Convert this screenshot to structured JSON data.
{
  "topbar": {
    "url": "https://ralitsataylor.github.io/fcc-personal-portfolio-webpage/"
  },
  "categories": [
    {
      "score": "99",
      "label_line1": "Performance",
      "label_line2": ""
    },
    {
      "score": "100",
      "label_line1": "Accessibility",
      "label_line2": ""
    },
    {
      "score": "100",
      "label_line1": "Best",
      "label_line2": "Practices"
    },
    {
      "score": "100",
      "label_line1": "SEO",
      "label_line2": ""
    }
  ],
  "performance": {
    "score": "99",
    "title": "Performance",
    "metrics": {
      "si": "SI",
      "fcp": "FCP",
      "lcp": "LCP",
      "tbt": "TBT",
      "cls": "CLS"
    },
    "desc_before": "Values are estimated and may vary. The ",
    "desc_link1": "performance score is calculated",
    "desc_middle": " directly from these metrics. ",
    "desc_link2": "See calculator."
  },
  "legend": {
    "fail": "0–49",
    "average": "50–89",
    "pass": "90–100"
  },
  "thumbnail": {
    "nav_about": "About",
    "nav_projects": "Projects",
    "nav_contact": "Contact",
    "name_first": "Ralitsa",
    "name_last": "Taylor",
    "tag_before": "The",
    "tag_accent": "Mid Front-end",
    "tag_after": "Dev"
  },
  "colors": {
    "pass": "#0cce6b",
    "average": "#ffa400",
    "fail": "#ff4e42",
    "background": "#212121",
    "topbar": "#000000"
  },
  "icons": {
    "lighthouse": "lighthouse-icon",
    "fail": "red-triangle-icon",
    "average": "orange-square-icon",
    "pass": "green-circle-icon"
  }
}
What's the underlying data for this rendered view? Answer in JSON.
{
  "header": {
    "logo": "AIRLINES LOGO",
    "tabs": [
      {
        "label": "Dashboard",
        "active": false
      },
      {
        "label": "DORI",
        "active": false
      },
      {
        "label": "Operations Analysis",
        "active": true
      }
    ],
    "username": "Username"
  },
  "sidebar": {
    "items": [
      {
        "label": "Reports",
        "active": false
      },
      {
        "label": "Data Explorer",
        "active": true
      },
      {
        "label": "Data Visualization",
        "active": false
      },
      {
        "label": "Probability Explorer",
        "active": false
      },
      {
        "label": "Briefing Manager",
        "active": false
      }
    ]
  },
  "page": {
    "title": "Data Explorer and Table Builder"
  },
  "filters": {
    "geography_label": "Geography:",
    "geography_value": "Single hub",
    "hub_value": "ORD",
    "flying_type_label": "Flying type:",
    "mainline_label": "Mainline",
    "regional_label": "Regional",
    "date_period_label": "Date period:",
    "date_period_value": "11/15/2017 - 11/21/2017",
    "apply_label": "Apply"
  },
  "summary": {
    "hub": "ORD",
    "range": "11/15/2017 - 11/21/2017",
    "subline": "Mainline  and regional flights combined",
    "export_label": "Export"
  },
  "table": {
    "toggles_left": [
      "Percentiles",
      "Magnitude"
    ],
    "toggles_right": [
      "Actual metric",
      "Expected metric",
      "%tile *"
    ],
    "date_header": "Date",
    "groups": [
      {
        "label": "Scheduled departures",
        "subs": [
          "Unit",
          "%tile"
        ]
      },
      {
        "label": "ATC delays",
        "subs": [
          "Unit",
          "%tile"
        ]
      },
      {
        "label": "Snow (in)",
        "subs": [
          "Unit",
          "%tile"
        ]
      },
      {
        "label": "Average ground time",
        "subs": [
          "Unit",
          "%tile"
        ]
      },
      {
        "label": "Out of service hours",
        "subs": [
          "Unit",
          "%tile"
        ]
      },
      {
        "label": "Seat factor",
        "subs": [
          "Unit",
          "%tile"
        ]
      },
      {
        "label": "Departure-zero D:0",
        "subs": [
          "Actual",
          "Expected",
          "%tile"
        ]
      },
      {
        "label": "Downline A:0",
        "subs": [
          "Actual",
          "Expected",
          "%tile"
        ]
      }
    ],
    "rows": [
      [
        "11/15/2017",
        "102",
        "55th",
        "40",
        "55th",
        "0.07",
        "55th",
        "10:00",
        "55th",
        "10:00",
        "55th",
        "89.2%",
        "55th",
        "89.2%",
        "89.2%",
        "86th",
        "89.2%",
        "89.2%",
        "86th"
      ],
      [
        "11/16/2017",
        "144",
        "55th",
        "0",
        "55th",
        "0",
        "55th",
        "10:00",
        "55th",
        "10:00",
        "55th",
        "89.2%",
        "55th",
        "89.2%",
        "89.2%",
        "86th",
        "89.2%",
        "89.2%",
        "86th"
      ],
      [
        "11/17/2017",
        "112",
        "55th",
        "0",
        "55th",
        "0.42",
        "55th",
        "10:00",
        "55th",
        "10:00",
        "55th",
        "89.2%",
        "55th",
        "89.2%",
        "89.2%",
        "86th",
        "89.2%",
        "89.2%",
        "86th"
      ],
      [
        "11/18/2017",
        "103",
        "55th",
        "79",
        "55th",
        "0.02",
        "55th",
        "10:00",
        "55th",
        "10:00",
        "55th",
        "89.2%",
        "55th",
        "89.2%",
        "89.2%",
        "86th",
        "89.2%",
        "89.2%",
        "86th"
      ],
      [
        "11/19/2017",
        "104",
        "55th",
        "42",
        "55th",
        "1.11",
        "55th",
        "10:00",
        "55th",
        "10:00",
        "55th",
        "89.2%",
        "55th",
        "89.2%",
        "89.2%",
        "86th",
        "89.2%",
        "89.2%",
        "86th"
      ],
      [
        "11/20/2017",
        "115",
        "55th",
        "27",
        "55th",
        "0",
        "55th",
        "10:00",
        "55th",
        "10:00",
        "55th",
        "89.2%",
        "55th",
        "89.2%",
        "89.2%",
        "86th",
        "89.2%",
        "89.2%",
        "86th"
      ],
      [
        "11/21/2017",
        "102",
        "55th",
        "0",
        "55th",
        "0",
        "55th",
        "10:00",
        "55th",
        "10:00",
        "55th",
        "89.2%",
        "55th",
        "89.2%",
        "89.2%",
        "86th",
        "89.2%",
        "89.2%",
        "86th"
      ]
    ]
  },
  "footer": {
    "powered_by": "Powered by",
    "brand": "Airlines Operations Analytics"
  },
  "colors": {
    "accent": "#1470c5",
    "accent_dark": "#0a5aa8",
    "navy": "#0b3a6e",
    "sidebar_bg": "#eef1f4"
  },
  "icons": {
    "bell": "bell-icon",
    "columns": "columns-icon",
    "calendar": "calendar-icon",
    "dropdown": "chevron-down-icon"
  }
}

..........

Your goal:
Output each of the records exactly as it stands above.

Task response:
Convert this screenshot to structured JSON data.
{
  "topbar": {
    "url": "https://ralitsataylor.github.io/fcc-personal-portfolio-webpage/"
  },
  "categories": [
    {
      "score": "99",
      "label_line1": "Performance",
      "label_line2": ""
    },
    {
      "score": "100",
      "label_line1": "Accessibility",
      "label_line2": ""
    },
    {
      "score": "100",
      "label_line1": "Best",
      "label_line2": "Practices"
    },
    {
      "score": "100",
      "label_line1": "SEO",
      "label_line2": ""
    }
  ],
  "performance": {
    "score": "99",
    "title": "Performance",
    "metrics": {
      "si": "SI",
      "fcp": "FCP",
      "lcp": "LCP",
      "tbt": "TBT",
      "cls": "CLS"
    },
    "desc_before": "Values are estimated and may vary. The ",
    "desc_link1": "performance score is calculated",
    "desc_middle": " directly from these metrics. ",
    "desc_link2": "See calculator."
  },
  "legend": {
    "fail": "0–49",
    "average": "50–89",
    "pass": "90–100"
  },
  "thumbnail": {
    "nav_about": "About",
    "nav_projects": "Projects",
    "nav_contact": "Contact",
    "name_first": "Ralitsa",
    "name_last": "Taylor",
    "tag_before": "The",
    "tag_accent": "Mid Front-end",
    "tag_after": "Dev"
  },
  "colors": {
    "pass": "#0cce6b",
    "average": "#ffa400",
    "fail": "#ff4e42",
    "background": "#212121",
    "topbar": "#000000"
  },
  "icons": {
    "lighthouse": "lighthouse-icon",
    "fail": "red-triangle-icon",
    "average": "orange-square-icon",
    "pass": "green-circle-icon"
  }
}
What's the underlying data for this rendered view? Answer in JSON.
{
  "header": {
    "logo": "AIRLINES LOGO",
    "tabs": [
      {
        "label": "Dashboard",
        "active": false
      },
      {
        "label": "DORI",
        "active": false
      },
      {
        "label": "Operations Analysis",
        "active": true
      }
    ],
    "username": "Username"
  },
  "sidebar": {
    "items": [
      {
        "label": "Reports",
        "active": false
      },
      {
        "label": "Data Explorer",
        "active": true
      },
      {
        "label": "Data Visualization",
        "active": false
      },
      {
        "label": "Probability Explorer",
        "active": false
      },
      {
        "label": "Briefing Manager",
        "active": false
      }
    ]
  },
  "page": {
    "title": "Data Explorer and Table Builder"
  },
  "filters": {
    "geography_label": "Geography:",
    "geography_value": "Single hub",
    "hub_value": "ORD",
    "flying_type_label": "Flying type:",
    "mainline_label": "Mainline",
    "regional_label": "Regional",
    "date_period_label": "Date period:",
    "date_period_value": "11/15/2017 - 11/21/2017",
    "apply_label": "Apply"
  },
  "summary": {
    "hub": "ORD",
    "range": "11/15/2017 - 11/21/2017",
    "subline": "Mainline  and regional flights combined",
    "export_label": "Export"
  },
  "table": {
    "toggles_left": [
      "Percentiles",
      "Magnitude"
    ],
    "toggles_right": [
      "Actual metric",
      "Expected metric",
      "%tile *"
    ],
    "date_header": "Date",
    "groups": [
      {
        "label": "Scheduled departures",
        "subs": [
          "Unit",
          "%tile"
        ]
      },
      {
        "label": "ATC delays",
        "subs": [
          "Unit",
          "%tile"
        ]
      },
      {
        "label": "Snow (in)",
        "subs": [
          "Unit",
          "%tile"
        ]
      },
      {
        "label": "Average ground time",
        "subs": [
          "Unit",
          "%tile"
        ]
      },
      {
        "label": "Out of service hours",
        "subs": [
          "Unit",
          "%tile"
        ]
      },
      {
        "label": "Seat factor",
        "subs": [
          "Unit",
          "%tile"
        ]
      },
      {
        "label": "Departure-zero D:0",
        "subs": [
          "Actual",
          "Expected",
          "%tile"
        ]
      },
      {
        "label": "Downline A:0",
        "subs": [
          "Actual",
          "Expected",
          "%tile"
        ]
      }
    ],
    "rows": [
      [
        "11/15/2017",
        "102",
        "55th",
        "40",
        "55th",
        "0.07",
        "55th",
        "10:00",
        "55th",
        "10:00",
        "55th",
        "89.2%",
        "55th",
        "89.2%",
        "89.2%",
        "86th",
        "89.2%",
        "89.2%",
        "86th"
      ],
      [
        "11/16/2017",
        "144",
        "55th",
        "0",
        "55th",
        "0",
        "55th",
        "10:00",
        "55th",
        "10:00",
        "55th",
        "89.2%",
        "55th",
        "89.2%",
        "89.2%",
        "86th",
        "89.2%",
        "89.2%",
        "86th"
      ],
      [
        "11/17/2017",
        "112",
        "55th",
        "0",
        "55th",
        "0.42",
        "55th",
        "10:00",
        "55th",
        "10:00",
        "55th",
        "89.2%",
        "55th",
        "89.2%",
        "89.2%",
        "86th",
        "89.2%",
        "89.2%",
        "86th"
      ],
      [
        "11/18/2017",
        "103",
        "55th",
        "79",
        "55th",
        "0.02",
        "55th",
        "10:00",
        "55th",
        "10:00",
        "55th",
        "89.2%",
        "55th",
        "89.2%",
        "89.2%",
        "86th",
        "89.2%",
        "89.2%",
        "86th"
      ],
      [
        "11/19/2017",
        "104",
        "55th",
        "42",
        "55th",
        "1.11",
        "55th",
        "10:00",
        "55th",
        "10:00",
        "55th",
        "89.2%",
        "55th",
        "89.2%",
        "89.2%",
        "86th",
        "89.2%",
        "89.2%",
        "86th"
      ],
      [
        "11/20/2017",
        "115",
        "55th",
        "27",
        "55th",
        "0",
        "55th",
        "10:00",
        "55th",
        "10:00",
        "55th",
        "89.2%",
        "55th",
        "89.2%",
        "89.2%",
        "86th",
        "89.2%",
        "89.2%",
        "86th"
      ],
      [
        "11/21/2017",
        "102",
        "55th",
        "0",
        "55th",
        "0",
        "55th",
        "10:00",
        "55th",
        "10:00",
        "55th",
        "89.2%",
        "55th",
        "89.2%",
        "89.2%",
        "86th",
        "89.2%",
        "89.2%",
        "86th"
      ]
    ]
  },
  "footer": {
    "powered_by": "Powered by",
    "brand": "Airlines Operations Analytics"
  },
  "colors": {
    "accent": "#1470c5",
    "accent_dark": "#0a5aa8",
    "navy": "#0b3a6e",
    "sidebar_bg": "#eef1f4"
  },
  "icons": {
    "bell": "bell-icon",
    "columns": "columns-icon",
    "calendar": "calendar-icon",
    "dropdown": "chevron-down-icon"
  }
}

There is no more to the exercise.